● **THE TASK**:
Within the entries that follow, show each line where the word "Showing" occurs.

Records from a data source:
- Opening Delimiter -

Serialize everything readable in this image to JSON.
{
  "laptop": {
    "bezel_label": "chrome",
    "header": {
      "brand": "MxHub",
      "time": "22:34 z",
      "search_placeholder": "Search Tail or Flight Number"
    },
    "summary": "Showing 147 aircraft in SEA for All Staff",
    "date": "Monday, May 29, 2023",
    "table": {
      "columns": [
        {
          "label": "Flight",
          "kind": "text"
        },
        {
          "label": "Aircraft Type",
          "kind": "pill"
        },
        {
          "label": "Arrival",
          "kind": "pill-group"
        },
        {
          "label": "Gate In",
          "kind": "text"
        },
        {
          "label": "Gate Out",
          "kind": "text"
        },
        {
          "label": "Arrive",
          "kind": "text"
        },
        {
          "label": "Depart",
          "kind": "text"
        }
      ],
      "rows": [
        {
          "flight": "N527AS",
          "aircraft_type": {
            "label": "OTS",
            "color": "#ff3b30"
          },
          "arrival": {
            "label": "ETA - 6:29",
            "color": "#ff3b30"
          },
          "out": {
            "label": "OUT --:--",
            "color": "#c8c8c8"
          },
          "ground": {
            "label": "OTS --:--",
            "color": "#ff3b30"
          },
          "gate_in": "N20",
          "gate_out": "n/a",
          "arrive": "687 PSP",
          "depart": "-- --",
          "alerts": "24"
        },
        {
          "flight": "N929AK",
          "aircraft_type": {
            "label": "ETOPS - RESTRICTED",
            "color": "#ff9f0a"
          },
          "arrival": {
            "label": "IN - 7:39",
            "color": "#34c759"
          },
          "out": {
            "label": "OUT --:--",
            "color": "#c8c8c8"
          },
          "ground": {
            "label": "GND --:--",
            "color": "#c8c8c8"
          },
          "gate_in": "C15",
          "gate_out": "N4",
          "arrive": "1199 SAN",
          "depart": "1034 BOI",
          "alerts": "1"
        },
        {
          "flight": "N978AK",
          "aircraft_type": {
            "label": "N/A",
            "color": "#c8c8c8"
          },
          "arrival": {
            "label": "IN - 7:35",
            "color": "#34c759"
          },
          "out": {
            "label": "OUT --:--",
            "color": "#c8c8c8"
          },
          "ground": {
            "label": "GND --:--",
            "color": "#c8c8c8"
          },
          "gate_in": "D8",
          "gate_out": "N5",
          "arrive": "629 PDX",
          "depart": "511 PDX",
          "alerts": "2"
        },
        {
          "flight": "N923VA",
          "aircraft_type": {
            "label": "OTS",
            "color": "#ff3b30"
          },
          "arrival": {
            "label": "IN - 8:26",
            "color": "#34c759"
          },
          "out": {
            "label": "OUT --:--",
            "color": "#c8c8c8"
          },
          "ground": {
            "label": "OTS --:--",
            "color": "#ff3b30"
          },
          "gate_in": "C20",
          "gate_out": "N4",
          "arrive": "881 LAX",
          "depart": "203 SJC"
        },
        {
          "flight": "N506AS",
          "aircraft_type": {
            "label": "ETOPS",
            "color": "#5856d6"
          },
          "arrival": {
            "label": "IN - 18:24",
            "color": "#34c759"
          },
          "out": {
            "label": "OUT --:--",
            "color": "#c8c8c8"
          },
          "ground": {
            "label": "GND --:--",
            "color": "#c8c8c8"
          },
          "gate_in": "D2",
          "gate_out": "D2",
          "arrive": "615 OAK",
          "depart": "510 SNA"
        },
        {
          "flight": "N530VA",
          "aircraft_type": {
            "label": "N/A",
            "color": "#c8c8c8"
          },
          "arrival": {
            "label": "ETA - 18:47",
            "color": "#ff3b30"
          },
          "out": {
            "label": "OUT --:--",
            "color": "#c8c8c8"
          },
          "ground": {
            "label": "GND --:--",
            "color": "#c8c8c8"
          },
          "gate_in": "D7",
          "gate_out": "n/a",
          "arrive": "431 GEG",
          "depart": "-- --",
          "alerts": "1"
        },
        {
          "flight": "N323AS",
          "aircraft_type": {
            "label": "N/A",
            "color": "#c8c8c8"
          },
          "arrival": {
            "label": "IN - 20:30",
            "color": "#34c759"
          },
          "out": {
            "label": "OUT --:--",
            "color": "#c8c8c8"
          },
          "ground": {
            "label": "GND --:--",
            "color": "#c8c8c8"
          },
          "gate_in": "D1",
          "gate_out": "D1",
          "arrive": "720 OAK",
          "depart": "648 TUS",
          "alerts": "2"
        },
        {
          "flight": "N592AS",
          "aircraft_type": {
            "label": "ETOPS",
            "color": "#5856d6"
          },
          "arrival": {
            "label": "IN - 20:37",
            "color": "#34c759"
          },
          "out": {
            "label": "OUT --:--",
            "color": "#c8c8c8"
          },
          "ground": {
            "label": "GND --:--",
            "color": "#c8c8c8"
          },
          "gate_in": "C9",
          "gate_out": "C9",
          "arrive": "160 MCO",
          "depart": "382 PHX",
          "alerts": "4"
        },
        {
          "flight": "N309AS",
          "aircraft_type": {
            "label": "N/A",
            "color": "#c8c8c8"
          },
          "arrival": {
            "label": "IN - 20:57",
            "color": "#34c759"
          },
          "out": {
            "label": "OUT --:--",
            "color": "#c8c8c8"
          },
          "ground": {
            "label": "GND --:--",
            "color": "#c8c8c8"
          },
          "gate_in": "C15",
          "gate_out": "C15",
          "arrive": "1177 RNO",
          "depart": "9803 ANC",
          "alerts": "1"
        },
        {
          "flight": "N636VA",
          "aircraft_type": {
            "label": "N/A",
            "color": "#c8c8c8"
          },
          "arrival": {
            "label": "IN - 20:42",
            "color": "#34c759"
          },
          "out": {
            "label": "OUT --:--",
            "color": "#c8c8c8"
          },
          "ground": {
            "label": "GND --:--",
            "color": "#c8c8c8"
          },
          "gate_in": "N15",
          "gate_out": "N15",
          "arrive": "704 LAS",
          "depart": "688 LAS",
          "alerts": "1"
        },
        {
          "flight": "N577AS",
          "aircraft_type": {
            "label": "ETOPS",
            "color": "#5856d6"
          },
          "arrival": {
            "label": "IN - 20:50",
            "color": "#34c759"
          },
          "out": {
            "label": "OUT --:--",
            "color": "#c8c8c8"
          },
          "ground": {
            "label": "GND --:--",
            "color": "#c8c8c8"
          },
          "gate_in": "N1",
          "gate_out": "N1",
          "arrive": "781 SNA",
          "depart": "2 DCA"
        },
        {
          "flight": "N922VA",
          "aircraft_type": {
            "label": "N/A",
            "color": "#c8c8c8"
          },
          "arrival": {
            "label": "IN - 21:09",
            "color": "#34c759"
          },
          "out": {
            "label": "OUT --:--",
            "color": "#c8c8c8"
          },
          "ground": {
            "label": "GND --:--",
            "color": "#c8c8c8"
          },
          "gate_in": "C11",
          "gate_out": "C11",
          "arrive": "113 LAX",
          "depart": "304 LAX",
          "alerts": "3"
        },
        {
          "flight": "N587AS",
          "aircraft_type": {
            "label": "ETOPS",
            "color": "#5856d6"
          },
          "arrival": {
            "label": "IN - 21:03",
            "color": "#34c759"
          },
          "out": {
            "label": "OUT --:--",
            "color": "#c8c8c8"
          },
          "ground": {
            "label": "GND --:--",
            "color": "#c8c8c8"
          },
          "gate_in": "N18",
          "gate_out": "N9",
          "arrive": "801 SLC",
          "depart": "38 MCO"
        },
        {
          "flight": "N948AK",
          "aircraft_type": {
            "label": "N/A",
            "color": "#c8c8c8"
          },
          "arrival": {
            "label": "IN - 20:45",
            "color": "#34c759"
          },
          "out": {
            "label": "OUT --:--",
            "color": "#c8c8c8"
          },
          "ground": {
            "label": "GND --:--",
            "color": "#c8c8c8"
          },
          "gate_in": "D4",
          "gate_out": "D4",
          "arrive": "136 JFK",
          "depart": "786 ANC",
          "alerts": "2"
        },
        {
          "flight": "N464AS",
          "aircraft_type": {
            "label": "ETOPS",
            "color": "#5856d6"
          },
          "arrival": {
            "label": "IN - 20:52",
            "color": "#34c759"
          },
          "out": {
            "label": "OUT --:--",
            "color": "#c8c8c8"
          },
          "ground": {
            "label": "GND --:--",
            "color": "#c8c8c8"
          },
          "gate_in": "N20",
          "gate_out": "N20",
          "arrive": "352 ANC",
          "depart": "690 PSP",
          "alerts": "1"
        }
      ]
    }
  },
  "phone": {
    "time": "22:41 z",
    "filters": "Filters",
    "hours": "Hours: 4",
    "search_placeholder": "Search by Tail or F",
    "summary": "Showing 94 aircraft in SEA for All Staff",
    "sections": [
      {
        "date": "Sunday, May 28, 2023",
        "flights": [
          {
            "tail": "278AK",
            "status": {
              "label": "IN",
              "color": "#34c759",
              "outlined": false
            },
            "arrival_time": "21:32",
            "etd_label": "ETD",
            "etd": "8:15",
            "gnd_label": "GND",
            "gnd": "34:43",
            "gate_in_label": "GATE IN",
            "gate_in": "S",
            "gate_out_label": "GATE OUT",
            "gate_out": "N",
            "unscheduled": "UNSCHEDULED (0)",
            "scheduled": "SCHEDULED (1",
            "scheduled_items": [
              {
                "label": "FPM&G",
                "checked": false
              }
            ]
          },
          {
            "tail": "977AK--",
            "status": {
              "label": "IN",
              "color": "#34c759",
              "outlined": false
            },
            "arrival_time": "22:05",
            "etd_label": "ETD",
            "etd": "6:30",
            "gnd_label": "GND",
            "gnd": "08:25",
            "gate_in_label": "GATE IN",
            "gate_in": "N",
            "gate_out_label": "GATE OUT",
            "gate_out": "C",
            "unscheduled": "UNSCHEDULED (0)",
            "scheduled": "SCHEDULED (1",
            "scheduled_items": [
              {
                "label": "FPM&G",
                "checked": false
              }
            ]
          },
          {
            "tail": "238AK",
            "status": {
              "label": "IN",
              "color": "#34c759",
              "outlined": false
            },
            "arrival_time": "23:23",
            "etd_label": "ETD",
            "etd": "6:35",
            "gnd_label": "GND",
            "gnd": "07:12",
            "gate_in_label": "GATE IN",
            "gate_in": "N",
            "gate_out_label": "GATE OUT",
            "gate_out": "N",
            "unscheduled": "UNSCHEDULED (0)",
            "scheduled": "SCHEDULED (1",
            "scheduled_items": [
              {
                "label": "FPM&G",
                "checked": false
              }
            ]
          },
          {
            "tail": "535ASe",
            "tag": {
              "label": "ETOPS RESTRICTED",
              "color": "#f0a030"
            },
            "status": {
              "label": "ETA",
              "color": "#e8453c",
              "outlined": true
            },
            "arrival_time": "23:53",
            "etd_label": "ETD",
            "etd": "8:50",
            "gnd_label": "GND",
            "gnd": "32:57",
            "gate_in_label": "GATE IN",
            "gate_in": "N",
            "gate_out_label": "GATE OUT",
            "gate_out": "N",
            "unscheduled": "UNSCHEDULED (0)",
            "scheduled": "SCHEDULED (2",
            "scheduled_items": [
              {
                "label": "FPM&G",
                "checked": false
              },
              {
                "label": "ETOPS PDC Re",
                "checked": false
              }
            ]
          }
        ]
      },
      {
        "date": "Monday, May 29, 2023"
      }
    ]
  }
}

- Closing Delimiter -

● **TASK RESULT**:
    "summary": "Showing 147 aircraft in SEA for All Staff",
    "summary": "Showing 94 aircraft in SEA for All Staff",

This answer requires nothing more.